A Whanganui motel that pursued two guests for $102 to fix a broken shower has been told by the Disputes Tribunal the couple don’t owe the money and to call off the debt collectors.
Shirleyanne and Jim Burch, with their adult daughter, stayed at Bignell Street Motel last year. Shirleyanne says her daughter was trying to adjust the shower temperature when the handle flew off, sending hot water streaming down the wall and flooding the bathroom.
“We contacted the motelier by phone as he was not on site. He suggested we turn off the little plastic levers behind the mixer plate, which had also fallen to the floor,” she says. They managed to turn off the water and were given access to a bathroom in an adjoining unit for the rest of their stay.
About a month later, they received a $102 invoice from the motel for repair of the shower. The couple immediately disputed the bill but were told by the motel manager “whoever breaks it, pays for it”. If the bill wasn’t paid within seven days, the motel said it would pass it to Baycorp and “it will affect your credit rating”.
The motel argued excessive force must have been used to cause the handle to break. But the couple sought an opinion from the shower manufacturer, which suggested worn seals were the likely cause of the problem. When they informed the motel, the manager replied the showers were serviced regularly. He said there would be no further correspondence and payment was required.
Despite the bill being in dispute, the motel sent it to Baycorp. Shirleyanne says they were “hounded” for payment. “As we’d had no previous dealings with debt collection agencies, we found this episode stressful,” she says.
The couple took the matter to the Disputes Tribunal, which found they didn’t owe the money and ordered the motel to advise Baycorp of this. The tribunal referee determined the motel hadn’t shown the couple were liable for damage to the shower and therefore had no claim.
Bignell Street Motel did not provide comment on this case.
Under the Consumer Guarantees Act, motels must take reasonable care and skill in providing their services. If accommodation is not fit for purpose, the motel has to put things right.
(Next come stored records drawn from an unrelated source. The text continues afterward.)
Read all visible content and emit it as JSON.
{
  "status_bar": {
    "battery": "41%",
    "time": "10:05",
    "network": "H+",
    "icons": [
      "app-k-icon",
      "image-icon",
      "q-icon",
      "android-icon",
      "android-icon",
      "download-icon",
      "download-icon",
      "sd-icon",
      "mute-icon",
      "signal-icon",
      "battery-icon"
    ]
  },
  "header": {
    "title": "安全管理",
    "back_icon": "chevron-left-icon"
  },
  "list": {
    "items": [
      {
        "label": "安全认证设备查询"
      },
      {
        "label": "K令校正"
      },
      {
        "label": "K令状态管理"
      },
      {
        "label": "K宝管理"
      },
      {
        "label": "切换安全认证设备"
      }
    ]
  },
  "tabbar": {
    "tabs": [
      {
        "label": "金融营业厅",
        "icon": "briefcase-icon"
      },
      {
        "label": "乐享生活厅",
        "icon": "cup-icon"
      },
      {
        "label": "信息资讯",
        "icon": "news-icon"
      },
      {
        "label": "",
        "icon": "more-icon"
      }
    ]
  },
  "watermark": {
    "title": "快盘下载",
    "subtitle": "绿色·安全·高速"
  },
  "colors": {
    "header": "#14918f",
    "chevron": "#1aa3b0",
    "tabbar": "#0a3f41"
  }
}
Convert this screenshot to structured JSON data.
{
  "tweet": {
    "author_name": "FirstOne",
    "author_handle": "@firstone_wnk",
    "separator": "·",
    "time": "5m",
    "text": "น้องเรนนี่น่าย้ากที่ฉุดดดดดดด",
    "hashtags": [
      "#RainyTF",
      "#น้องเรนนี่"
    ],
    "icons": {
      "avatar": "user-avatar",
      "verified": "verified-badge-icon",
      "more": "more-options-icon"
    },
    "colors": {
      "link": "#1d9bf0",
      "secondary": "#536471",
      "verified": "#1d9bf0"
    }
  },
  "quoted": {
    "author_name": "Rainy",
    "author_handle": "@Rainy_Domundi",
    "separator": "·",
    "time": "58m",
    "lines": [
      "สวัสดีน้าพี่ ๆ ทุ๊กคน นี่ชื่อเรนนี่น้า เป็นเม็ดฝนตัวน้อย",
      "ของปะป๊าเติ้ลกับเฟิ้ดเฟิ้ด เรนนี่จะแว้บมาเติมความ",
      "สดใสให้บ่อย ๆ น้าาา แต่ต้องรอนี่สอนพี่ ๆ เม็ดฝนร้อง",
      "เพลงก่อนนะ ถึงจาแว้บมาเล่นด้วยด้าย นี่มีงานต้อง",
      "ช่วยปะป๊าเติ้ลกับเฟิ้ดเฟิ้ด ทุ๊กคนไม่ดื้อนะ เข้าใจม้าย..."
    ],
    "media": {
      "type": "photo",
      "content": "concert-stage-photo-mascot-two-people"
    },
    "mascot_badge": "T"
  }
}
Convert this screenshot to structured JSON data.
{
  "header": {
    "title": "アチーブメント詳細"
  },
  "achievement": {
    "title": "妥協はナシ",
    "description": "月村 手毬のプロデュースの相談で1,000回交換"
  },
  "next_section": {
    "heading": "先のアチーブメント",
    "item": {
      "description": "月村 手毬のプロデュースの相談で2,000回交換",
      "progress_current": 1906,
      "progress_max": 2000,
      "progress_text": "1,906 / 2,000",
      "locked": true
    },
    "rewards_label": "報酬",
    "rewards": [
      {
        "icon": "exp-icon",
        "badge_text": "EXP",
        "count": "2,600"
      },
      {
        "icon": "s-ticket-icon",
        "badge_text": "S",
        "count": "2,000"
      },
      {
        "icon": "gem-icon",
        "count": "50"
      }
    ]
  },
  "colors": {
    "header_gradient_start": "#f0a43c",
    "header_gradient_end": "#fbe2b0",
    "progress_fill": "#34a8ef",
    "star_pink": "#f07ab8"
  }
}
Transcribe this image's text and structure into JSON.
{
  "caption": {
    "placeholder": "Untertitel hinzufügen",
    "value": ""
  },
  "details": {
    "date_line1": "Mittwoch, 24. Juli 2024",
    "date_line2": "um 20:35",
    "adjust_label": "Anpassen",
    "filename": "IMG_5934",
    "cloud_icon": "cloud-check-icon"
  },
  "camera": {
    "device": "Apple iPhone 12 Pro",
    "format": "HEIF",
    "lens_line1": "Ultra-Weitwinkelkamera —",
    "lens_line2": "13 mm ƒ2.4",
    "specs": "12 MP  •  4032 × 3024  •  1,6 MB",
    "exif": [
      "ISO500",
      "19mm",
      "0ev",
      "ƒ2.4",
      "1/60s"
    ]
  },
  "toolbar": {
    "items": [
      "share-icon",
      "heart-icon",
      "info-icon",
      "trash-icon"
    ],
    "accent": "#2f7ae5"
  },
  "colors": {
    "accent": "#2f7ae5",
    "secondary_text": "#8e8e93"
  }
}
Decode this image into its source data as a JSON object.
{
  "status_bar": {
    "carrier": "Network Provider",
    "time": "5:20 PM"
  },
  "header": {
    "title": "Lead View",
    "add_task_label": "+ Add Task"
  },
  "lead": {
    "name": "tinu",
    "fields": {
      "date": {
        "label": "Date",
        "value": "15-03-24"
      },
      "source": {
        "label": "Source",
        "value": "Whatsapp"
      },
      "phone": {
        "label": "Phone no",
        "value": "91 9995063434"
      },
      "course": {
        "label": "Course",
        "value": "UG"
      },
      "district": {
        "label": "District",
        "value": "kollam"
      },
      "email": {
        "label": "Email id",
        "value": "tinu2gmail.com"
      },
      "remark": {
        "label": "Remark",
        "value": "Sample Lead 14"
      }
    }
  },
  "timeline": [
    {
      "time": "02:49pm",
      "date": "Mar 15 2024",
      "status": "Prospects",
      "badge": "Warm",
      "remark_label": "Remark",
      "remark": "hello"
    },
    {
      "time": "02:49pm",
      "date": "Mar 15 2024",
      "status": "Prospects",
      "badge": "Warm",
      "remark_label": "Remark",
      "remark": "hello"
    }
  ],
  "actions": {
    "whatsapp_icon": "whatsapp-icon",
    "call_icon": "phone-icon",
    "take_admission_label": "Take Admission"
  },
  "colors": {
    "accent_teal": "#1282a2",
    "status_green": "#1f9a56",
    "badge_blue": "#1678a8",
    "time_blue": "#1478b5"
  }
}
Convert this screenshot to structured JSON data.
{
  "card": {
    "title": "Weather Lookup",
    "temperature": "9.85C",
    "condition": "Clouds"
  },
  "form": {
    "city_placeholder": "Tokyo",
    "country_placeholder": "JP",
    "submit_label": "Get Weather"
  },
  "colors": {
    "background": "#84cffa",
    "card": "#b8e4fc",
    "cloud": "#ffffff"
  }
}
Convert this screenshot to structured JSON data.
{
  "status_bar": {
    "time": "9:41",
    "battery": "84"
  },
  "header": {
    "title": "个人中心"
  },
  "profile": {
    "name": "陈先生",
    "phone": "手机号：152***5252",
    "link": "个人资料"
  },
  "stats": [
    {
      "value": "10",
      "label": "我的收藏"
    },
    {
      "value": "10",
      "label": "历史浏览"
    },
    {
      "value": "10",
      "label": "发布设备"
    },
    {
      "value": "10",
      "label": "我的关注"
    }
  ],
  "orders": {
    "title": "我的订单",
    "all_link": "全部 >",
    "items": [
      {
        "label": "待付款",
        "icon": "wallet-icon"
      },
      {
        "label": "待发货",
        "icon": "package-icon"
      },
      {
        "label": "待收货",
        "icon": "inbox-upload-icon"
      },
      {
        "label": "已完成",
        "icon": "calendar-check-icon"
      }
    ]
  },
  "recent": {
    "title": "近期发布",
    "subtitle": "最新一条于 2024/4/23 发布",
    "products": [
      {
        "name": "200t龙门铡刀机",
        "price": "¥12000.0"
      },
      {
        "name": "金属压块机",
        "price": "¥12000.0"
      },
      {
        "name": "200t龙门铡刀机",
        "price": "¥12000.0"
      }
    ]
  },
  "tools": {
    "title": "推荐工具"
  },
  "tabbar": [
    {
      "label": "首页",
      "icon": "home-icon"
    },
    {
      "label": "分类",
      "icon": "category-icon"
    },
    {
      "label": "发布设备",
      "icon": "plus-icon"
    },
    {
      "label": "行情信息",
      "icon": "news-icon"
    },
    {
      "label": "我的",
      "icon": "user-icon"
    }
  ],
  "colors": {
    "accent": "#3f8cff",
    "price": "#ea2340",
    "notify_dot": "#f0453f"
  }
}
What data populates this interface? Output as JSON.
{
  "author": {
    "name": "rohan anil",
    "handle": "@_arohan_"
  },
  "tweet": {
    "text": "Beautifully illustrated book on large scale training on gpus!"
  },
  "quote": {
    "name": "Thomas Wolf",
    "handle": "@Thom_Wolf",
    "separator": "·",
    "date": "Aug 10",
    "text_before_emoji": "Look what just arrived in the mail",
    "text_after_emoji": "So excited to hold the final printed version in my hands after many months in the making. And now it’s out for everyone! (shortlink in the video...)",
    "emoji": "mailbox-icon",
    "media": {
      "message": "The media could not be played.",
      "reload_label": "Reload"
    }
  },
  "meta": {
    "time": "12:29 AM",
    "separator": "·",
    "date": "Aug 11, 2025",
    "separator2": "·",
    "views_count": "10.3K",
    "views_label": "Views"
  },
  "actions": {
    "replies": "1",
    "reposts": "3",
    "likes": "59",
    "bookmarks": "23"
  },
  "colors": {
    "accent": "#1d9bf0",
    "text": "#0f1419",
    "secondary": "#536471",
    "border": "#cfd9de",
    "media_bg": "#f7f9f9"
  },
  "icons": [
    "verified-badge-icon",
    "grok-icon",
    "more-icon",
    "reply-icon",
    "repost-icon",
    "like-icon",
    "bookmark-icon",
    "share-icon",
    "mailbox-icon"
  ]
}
If a dispute occurs over a bill with a motel – or any other business – the onus is on the company to establish the debt is owing before sending it to the debt collectors. Dispute the debt immediately, in writing. If you can't resolve matters, take your case to the Disputes Tribunal.